Items from an interface collection
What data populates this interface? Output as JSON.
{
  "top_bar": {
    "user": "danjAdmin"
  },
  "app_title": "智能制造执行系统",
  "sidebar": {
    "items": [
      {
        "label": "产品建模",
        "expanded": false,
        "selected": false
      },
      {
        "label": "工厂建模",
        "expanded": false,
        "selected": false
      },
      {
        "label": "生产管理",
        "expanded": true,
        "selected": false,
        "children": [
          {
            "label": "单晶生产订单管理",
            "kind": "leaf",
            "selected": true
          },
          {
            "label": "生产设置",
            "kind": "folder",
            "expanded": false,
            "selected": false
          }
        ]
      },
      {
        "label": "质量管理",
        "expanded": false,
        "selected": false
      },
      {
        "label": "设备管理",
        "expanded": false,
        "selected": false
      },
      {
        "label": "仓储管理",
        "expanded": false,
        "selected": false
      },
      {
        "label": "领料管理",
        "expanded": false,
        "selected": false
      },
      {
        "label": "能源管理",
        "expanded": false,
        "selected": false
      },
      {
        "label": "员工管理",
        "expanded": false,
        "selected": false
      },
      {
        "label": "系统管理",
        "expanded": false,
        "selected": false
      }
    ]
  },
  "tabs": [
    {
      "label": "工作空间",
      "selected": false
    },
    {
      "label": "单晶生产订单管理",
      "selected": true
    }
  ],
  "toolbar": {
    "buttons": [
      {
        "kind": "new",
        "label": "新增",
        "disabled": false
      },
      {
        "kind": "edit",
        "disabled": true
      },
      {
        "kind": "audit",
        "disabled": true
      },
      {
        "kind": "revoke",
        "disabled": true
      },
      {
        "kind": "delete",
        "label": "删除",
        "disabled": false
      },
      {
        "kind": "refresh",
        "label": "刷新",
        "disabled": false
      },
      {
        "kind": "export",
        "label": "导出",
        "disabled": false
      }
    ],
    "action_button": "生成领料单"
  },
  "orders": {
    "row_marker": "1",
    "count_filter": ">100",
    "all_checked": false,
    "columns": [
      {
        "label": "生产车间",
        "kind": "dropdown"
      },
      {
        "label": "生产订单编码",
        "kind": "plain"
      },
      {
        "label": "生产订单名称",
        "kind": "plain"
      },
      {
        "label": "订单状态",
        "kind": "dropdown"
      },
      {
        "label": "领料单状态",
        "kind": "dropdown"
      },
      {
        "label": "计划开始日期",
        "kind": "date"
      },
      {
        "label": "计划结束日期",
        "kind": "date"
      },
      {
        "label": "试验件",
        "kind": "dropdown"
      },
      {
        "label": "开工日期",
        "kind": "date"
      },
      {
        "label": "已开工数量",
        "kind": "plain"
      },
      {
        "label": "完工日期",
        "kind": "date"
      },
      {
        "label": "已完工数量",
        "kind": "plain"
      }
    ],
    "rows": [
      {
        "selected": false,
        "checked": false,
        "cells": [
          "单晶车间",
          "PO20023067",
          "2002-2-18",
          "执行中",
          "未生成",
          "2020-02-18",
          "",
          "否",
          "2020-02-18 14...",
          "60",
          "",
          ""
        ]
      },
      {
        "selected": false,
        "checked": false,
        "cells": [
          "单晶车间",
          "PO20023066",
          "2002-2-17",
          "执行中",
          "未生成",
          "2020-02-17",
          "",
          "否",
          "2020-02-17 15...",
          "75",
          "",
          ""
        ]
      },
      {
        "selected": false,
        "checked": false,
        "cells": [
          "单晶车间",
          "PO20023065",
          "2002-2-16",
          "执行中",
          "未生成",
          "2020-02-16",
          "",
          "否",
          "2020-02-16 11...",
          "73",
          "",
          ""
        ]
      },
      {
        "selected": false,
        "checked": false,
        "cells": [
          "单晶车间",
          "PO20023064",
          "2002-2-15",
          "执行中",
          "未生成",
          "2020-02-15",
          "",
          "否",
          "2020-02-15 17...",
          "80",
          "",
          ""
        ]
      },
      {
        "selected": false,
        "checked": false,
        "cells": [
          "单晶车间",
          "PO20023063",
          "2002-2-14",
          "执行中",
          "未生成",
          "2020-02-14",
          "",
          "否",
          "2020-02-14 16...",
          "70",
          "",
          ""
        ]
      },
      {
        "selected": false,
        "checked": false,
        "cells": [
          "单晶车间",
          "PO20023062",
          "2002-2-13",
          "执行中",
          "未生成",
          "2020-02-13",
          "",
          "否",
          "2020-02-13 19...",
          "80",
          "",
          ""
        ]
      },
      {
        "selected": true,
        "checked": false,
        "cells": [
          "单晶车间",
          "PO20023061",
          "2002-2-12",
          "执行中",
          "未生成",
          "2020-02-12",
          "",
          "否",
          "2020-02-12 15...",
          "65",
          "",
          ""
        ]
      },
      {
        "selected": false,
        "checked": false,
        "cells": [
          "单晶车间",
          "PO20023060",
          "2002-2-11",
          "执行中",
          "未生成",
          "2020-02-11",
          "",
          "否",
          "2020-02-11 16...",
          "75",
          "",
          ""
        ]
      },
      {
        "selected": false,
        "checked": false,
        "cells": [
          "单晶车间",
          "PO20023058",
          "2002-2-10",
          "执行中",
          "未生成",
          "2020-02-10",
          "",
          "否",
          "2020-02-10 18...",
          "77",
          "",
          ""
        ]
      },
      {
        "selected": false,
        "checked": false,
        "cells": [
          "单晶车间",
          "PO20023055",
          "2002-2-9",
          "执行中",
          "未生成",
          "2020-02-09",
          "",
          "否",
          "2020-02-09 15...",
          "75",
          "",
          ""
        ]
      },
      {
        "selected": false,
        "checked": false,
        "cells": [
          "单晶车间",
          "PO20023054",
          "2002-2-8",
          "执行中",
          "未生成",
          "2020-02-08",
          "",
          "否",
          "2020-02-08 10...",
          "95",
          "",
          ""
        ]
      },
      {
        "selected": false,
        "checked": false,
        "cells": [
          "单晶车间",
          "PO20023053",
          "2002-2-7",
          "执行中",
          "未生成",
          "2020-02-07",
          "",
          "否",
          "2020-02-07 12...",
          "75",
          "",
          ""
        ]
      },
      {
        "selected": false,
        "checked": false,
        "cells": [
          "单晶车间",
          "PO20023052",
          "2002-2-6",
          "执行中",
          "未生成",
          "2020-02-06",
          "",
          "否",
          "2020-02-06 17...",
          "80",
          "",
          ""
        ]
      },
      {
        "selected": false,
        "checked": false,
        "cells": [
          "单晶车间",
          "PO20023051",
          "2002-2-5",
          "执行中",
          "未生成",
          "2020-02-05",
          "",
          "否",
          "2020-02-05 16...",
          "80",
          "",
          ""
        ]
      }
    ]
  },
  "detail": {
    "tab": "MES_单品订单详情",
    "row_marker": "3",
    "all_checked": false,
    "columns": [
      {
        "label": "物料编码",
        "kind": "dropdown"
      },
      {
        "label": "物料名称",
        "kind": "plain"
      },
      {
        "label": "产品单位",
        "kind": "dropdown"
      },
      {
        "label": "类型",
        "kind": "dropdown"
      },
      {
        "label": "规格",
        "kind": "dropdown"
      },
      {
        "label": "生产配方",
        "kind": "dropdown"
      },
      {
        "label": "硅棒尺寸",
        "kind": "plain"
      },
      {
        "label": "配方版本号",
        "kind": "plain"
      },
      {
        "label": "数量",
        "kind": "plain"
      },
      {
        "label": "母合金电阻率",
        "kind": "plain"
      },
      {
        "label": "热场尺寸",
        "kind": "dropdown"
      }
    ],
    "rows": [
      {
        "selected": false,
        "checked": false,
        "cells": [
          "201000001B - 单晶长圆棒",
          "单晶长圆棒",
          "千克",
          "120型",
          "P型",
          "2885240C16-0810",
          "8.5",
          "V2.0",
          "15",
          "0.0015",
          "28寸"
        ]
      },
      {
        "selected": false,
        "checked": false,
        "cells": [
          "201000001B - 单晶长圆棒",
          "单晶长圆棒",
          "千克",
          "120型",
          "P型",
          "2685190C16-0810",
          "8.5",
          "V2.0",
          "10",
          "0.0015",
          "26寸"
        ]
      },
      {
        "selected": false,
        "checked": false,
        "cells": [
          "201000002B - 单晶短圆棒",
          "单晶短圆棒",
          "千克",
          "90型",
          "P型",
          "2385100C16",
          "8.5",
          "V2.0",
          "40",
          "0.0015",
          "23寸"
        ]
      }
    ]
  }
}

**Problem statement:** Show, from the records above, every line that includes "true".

**Response to this task:**
        "expanded": true,
            "selected": true
      "selected": true
        "disabled": true
        "disabled": true
        "disabled": true
        "selected": true,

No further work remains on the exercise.